Just this week the venerable publication The Economist shined a spotlight on the reality of the youth unemployment crisis. There are now estimated to be 290 million young people – 25% of all youth worldwide – who are not employed, pursing education or in a vocational training program. NFTE and entrepreneurship education are more vital than ever.
By: Ernst & Young LLP's McLean Tax Partner John Domenick
When I joined the Ernst & Young organization in 1999, the mindset of corporate responsibility stood out to me in every aspect of our business. Intrigued, impressed, excited — those were the words that came to mind when I was first introduced to Network for Teaching Entrepreneurship (NFTE) and its mission. After relocating to McLean, Virginia, in 2011, I got involved with the local high school class Ernst & Young LLP had recently adopted through NFTE's Adopt-a-Class program. I became leader of our Adopt-a-Class program shortly thereafter, recognizing its alignment with the firm's community engagement efforts.
I’ve been involved with NFTE for almost 4 years now – wow!
What started as a way for me to utilize my skillsets as an investor and advisor to entrepreneurs in support of my passion for education has morphed into, honestly, a way of life. Late last year I made a career switch and joined an education-focused startup company, www.campusexplorer.com, with the goal of founding my own one day.
While this was the scariest decision of my life, I felt a strange comfort because of two important lessons that have guided me. Interestingly enough, these two lessons are the core of NFTE. It’s why NFTE matters.
Michael Chow and David Bettner, then of Zynga with Friends, headlined a panel discussion on entrepreneurship at NFTE Bay Area’s Youth Entrepreneurship Challenge. Michael and David are best known for inventing and releasing Words with Friends, which topped 60 million downloads.
What apps have you designed? 28 Students in NFTE’s New York Metro NYC Generation Tech program just completed the inaugural program to design and build a usable app. The winning app, selected by a team of judges, including Tumblr founder, David Karp, is SkooBrik.
One of the most interesting parts of my NFTE experience so far has been being able to host a variety of volunteers from both the corporate and the entrepreneurial world at my classroom sites. These volunteers come in for a variety of purpose. Some act as motivational speakers, sharing their own stories of trial and triumph, some act as coaches, helping students work on projects and business plans. Students, reticent though many may be to partake in class on an average day, generally perk up when volunteers come in. Suddenly, entrepreneurs become real people and having a career in business seems achievable.
Today at 9:00 AM ET (Tuesday, November 27th) the Microsoft Giving Tuesday begins!

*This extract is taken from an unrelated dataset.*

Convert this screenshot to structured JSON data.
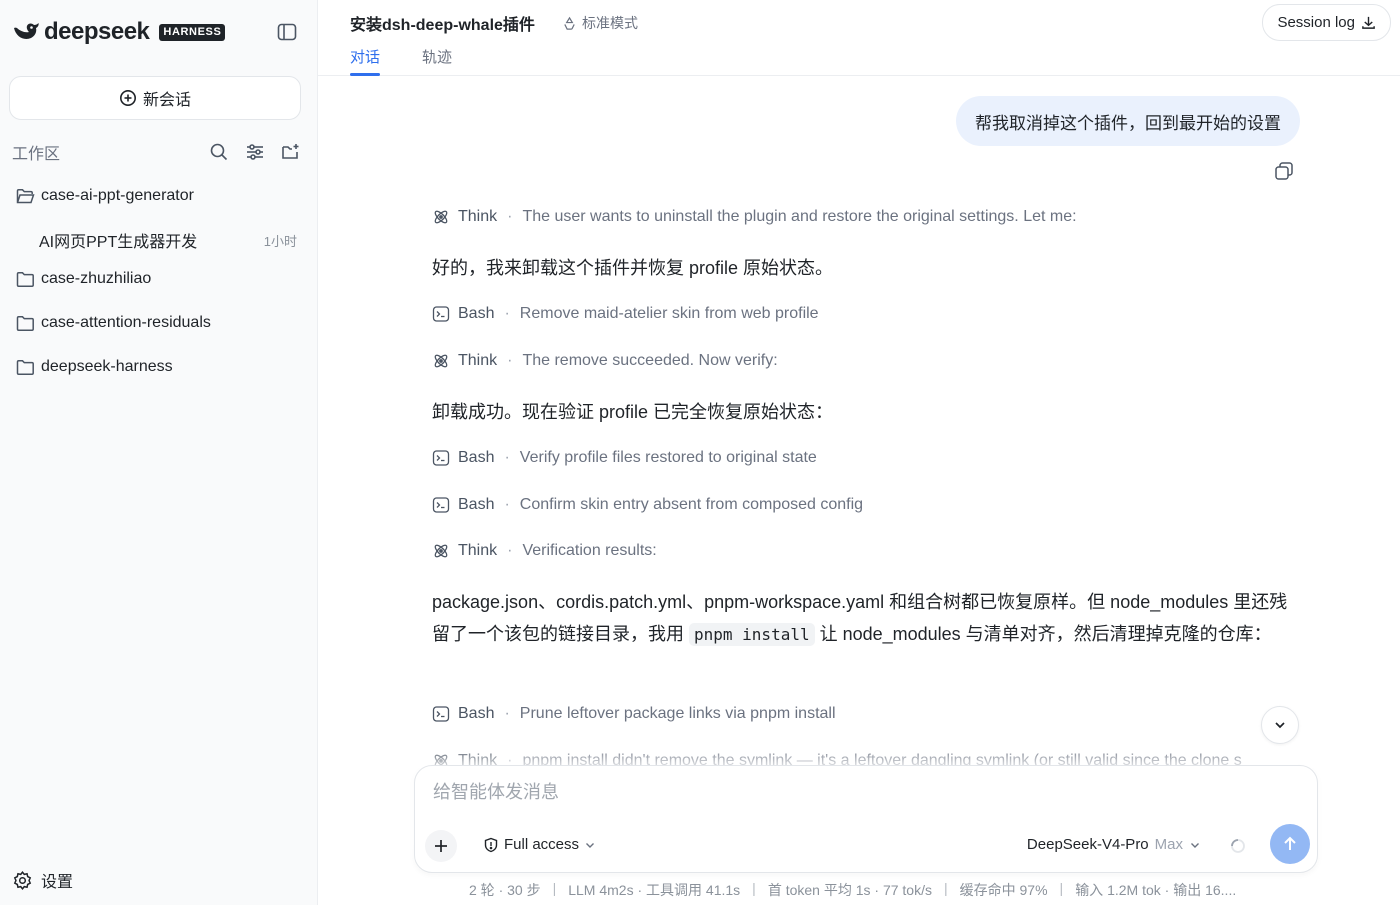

This is your last chance to Double Your Impact and your gift to NFTE through the generosity of the people at Microsoft. Matches will be made up to $1,000 per donor, per project on the Give For Youth website, and funding is limited.
Carlos and I underwent training at NFTE U-- a warp speed experience that compressed what children in program classrooms across the country will learn through NFTE into a four day seminar for adults. Teachers and program managers in attendance were asked to create business plans based on NFTE’s new business plan template for students.

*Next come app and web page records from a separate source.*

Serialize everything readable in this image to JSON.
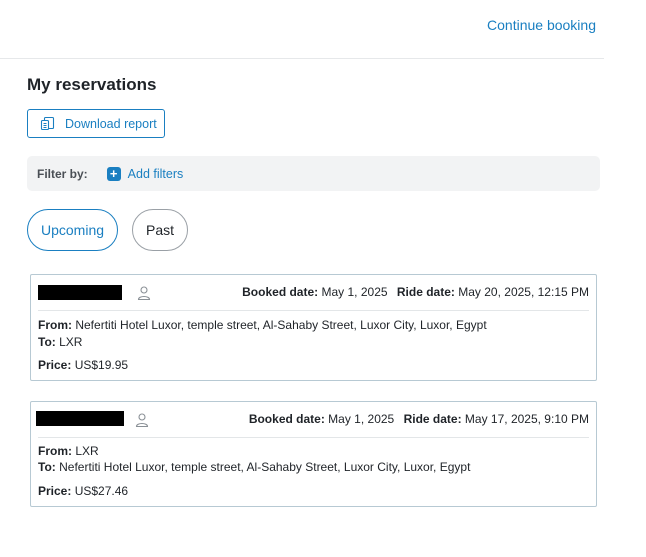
{
  "header": {
    "continue_label": "Continue booking"
  },
  "page": {
    "title": "My reservations"
  },
  "download": {
    "label": "Download report"
  },
  "filter": {
    "label": "Filter by:",
    "add_label": "Add filters"
  },
  "tabs": {
    "upcoming": "Upcoming",
    "past": "Past",
    "active": "upcoming"
  },
  "labels": {
    "booked_date": "Booked date:",
    "ride_date": "Ride date:",
    "from": "From:",
    "to": "To:",
    "price": "Price:"
  },
  "reservations": [
    {
      "booked_date": "May 1, 2025",
      "ride_date": "May 20, 2025, 12:15 PM",
      "from": "Nefertiti Hotel Luxor, temple street, Al-Sahaby Street, Luxor City, Luxor, Egypt",
      "to": "LXR",
      "price": "US$19.95"
    },
    {
      "booked_date": "May 1, 2025",
      "ride_date": "May 17, 2025, 9:10 PM",
      "from": "LXR",
      "to": "Nefertiti Hotel Luxor, temple street, Al-Sahaby Street, Luxor City, Luxor, Egypt",
      "price": "US$27.46"
    }
  ],
  "colors": {
    "accent": "#1a7fc1",
    "card_border": "#b7c9d3",
    "filter_bg": "#f2f3f4"
  },
  "icons": {
    "download": "document-download-icon",
    "add": "plus-icon",
    "passenger": "user-icon"
  }
}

NFTE Philadelphia is busy getting back into the routine of school, but last year’s regional challenge winners are also busy. They’re prepping for next month’s NFTE National Youth Entrepreneurship Challenge. Both young entrepreneurs who will represent the Philadelphia program office, Raleigh Russell and Dominique Hughes, share their paths to success.